The past year has seen some of the most dramatic updates to Macs in recent memory. At last year’s WWDC, Apple announced its long-awaited move from Intel chip’s to its own first party silicon. By the end of the year, the company launched the first three M1 Macs, along with Big Sur, one of the biggest updates to macOS.
At this morning’s kickoff to WWDC, the company unveiled macOS 12 — named, you guessed it, Monterey. Universal Control is the top line new feature here, which further bridges the gap between desktop and tablet. Sticking the iPad next to a Mac, you can move the cursor between devices using the same trackpad and keyboard. The feature works on up to three devices at once.
AirPlay to Mac also blurs that let’s you cast content directly to your big desktop screen — that’s nice for weirdos like me who don’t have a TV. Shortcuts are also now available on macOS, allowing for simpler automation that the existing Automater. Users will be able to import Automater workflows directly to the desktop version of the popular mobile app. It will be a multi-year transition, but rip Automater — you will be missed (kind of). Shortcuts will be coming to Siri, Spotlight, the menu bar and Finder to start.
Safari is getting some updates, of course. The biggest piece of news on the browser front is the arrival of Tab Groups — which is more or less as it sounds. Users can group tabs into bundles, which can be shared with other users. That’s a lot of content and will probably require a rethink of many users workflows. But at least the tab bar itself is getting cleaner and more streamlined.
Also new are desktop extensions that can now be with iOS and iPadOS. Desktops also now support Spatial Audio on the AirPods Pro, while LaunchPad now features a games folder to get that content all in one place.

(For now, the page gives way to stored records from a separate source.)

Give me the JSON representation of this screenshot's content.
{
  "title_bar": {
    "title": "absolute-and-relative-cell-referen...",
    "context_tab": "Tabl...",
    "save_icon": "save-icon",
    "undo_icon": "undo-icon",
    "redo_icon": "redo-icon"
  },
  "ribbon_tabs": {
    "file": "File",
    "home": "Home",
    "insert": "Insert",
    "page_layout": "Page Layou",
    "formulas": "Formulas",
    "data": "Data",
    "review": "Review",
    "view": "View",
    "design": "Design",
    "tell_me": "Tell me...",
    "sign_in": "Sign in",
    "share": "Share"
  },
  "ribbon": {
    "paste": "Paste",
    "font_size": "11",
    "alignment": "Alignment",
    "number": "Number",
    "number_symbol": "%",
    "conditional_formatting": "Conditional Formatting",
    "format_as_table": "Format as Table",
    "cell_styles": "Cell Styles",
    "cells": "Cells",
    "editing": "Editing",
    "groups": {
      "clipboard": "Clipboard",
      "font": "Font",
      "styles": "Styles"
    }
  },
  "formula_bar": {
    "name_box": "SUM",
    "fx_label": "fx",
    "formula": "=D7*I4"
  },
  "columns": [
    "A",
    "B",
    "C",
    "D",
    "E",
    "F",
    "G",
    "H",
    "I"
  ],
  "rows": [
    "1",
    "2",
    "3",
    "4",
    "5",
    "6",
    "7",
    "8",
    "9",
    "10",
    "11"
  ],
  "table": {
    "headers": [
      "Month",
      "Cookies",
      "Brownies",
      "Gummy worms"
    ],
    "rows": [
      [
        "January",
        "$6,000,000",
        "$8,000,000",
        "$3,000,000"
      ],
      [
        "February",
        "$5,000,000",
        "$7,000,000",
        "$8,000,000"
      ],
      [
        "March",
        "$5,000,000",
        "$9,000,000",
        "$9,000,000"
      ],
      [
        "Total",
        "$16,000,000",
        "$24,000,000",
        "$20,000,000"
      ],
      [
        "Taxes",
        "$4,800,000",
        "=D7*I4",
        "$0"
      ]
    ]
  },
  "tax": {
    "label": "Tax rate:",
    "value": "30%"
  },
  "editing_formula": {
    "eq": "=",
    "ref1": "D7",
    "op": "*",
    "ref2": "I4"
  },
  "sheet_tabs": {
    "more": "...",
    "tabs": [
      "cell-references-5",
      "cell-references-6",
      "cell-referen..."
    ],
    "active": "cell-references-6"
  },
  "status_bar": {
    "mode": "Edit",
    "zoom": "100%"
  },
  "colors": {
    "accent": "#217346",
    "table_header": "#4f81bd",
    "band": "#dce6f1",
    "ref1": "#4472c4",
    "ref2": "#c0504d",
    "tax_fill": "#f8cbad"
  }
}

Some nice additions, but as expect, Monterey doesn’t represent as big an update as Big Sur. There are some nice new features here, but it seems likely that much of the big news is happening under the hood, as the company continues to refine the Apple Silicon experience across its new systems.